Led into Caldwell Chapel by scores of academic, church and institutional leaders, the Rev. Michael Jinkins was inaugurated and installed today (April 15) as the ninth president of Louisville Presbyterian Theological Seminary (LPTS). He will also serve as professor of theology.

Jinkins began his presidency Sept. 1, 2010. He came to LPTS from Austin Presbyterian Theological Seminary, where he taught pastoral theology and served as seminary dean.  He has been a minister in the Presbyterian Church (U.S.A.) for 29 years.

Jinkins was presented as president by LPTS Trustee Conrad C. Sharps, chair of the presidential search committee, and as a faculty member by LPTS Dean David C. Hester. The inaugural oath was administered by Pamela G. Kidd, chair of the LPTS board of trustees.

In his 45-minute inaugural address, Jinkins told the full house that “the church that I am experiencing today is healthier and stronger than the church I was born into in 1953.” Outlining the importance of theological education, he called the church to “stand up and be counted for a thinking faith.”

He continued: “We are living in an exceptional historical moment,” which he called an “axial” moment ― “a point around which our intellectual, moral and spiritual history turns and a forward leap takes place, but not without struggle, uncertainty and ambiguity.”

Education alone will not solve our problems, heal every evil, cure every disease, Jinkins said, “but it can teach us that you don’t have to be stupid to follow Jesus … theological education informs and forms people for ministry, but what it does best is transform persons for public ministry.”

At its heart, Jinkins said, “Christianity is a learned faith and calls all of us to continual learning, all God’s people. Transformation of the community,” he said, “must be led by those who have been through the crucible of their own transformation.”

It’s not the education process that transforms,” Jinkins insisted. “That’s just one part of the alchemy. Transformation is by God, who, though we were far off, came beside us and took us home. The critical study of this message ― spoken many ways to many contexts ― is the call of theological education.”

This critical engagement happens every day in seminaries, Jinkins said, “and is the magic of theological education. There is something magical in the chemistry of a classroom when a teacher in love with his or her subject encounters students who are ready to fall in love with the message

Every teacher and every student can relate their stories of transformation, Jinkins said, “in which they were ushered into a deeper encounter with the world around us, and experienced humility toward all and reverence toward God.

“Seminaries are not terminals, they are launching pads.”

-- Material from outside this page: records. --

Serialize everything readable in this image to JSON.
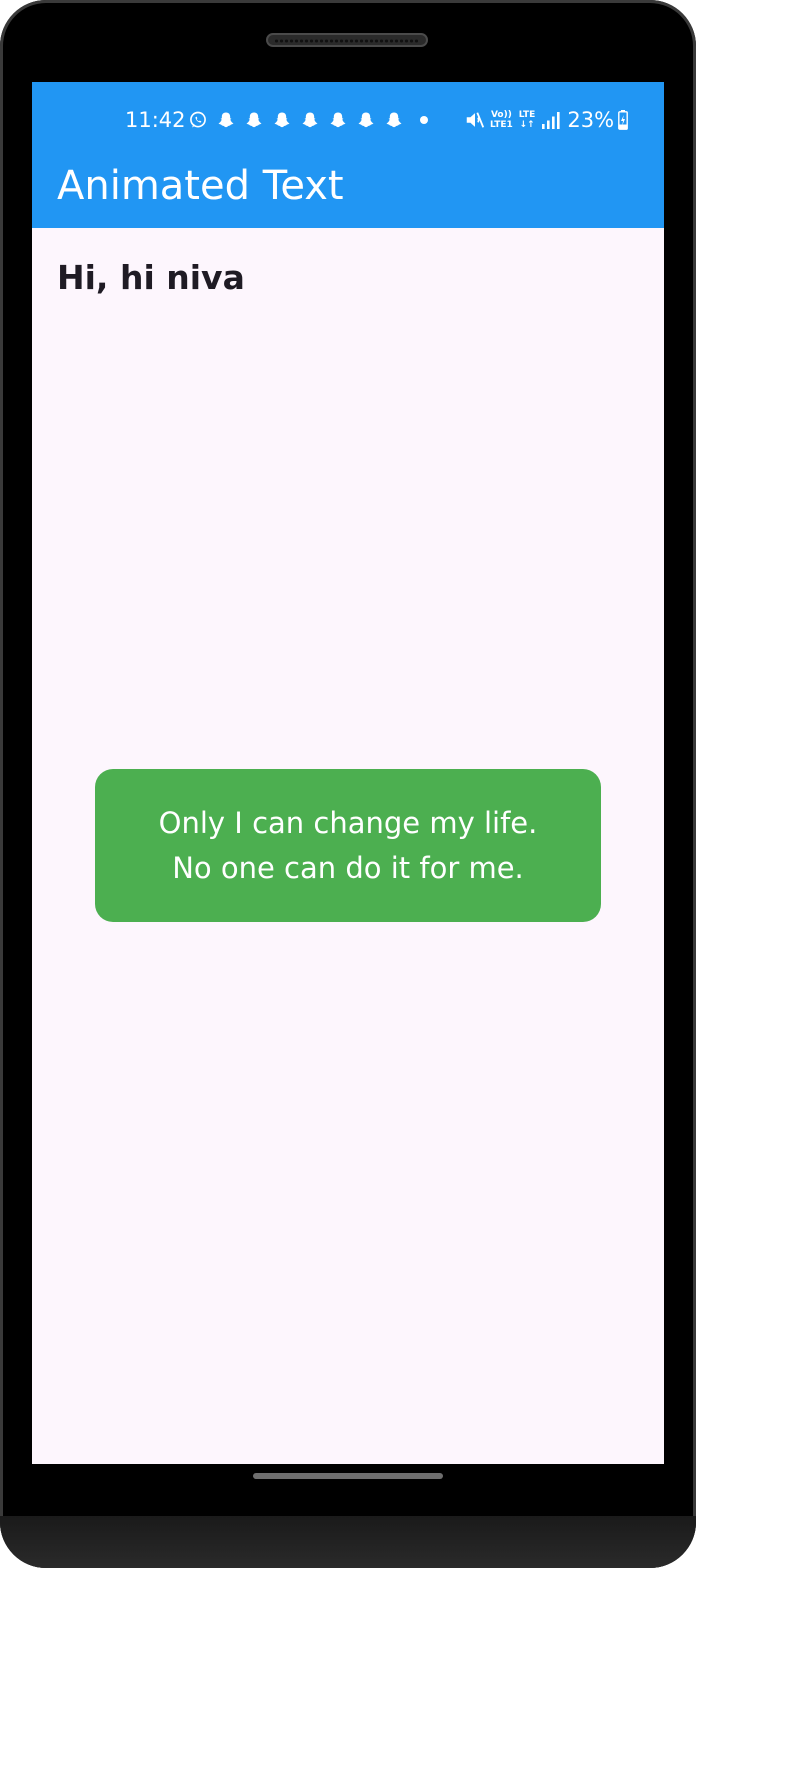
{
  "status_bar": {
    "time": "11:42",
    "notification_icons": [
      "whatsapp-icon",
      "snapchat-icon",
      "snapchat-icon",
      "snapchat-icon",
      "snapchat-icon",
      "snapchat-icon",
      "snapchat-icon",
      "snapchat-icon"
    ],
    "volte_top": "Vo))",
    "volte_bottom": "LTE1",
    "lte_top": "LTE",
    "lte_bottom": "↓↑",
    "battery_percent": "23%",
    "bar_color": "#2196f3"
  },
  "app_bar": {
    "title": "Animated Text",
    "color": "#2196f3"
  },
  "content": {
    "greeting": "Hi, hi niva",
    "quote": "Only I can change my life. No one can do it for me.",
    "quote_card_color": "#4caf50",
    "background_color": "#fdf6fd"
  }
}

The Rev. Craig Dykstra, senior vice-president of Religion for the Lilly Endowment and a former LPTS Christian education professor Craig Dykstra called Jinkins election as president “a splendid match.”

God’s call to persons and communities, Dykstra said in his “charge to the president,” is “to receive the gift of life and respond to it gratefully and to make it our calling and vocation.

The goal of theological education, he continued, “is to educate and form pastors and leaders in the ways of knowing, perceiving and acting in ways that individuals and communities of faith live it (communion with God) in their situations.”  

In his “charge to the community,” Professor of Old Testament Emeritus Eugene March compared theological education to trying to charge a car battery. “Unless you know how to hook up the cables right, all you get is sparks and smoke,” he said. “But if you hook them up correctly you get a reliable source of energy and power.”

Then, quoting Paul in Philippians 4, he said: “Whatever is true, honorable, just, pure, pleasing, commendable ― if there is any excellence, think about these things.”